Count every line in the data below where the word "icon" appears, then state only that count.

*** Records to use ***

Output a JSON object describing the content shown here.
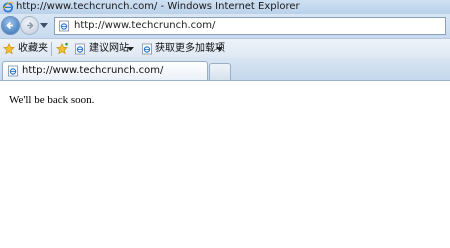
{
  "window": {
    "title": "http://www.techcrunch.com/ - Windows Internet Explorer"
  },
  "navigation": {
    "back_icon": "back-arrow-icon",
    "forward_icon": "forward-arrow-icon",
    "address": "http://www.techcrunch.com/"
  },
  "favorites_bar": {
    "favorites_label": "收藏夹",
    "items": [
      {
        "label": "建议网站",
        "icon": "ie-page-icon"
      },
      {
        "label": "获取更多加载项",
        "icon": "ie-page-icon"
      }
    ]
  },
  "tabs": [
    {
      "label": "http://www.techcrunch.com/"
    }
  ],
  "content": {
    "message": "We'll be back soon."
  },
  "colors": {
    "chrome_blue": "#c7daef",
    "accent": "#2f6db5"
  }
}
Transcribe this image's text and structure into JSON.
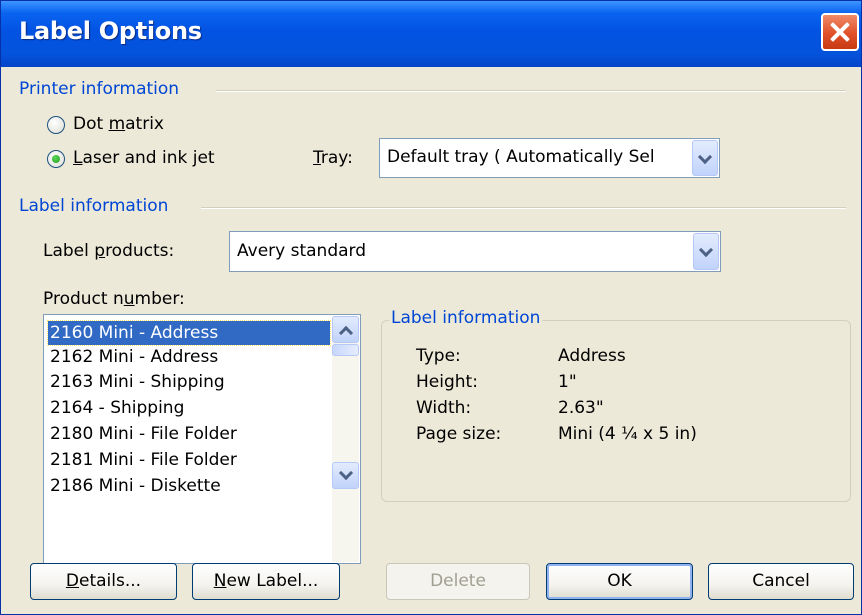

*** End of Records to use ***

● **Answer for the task**
4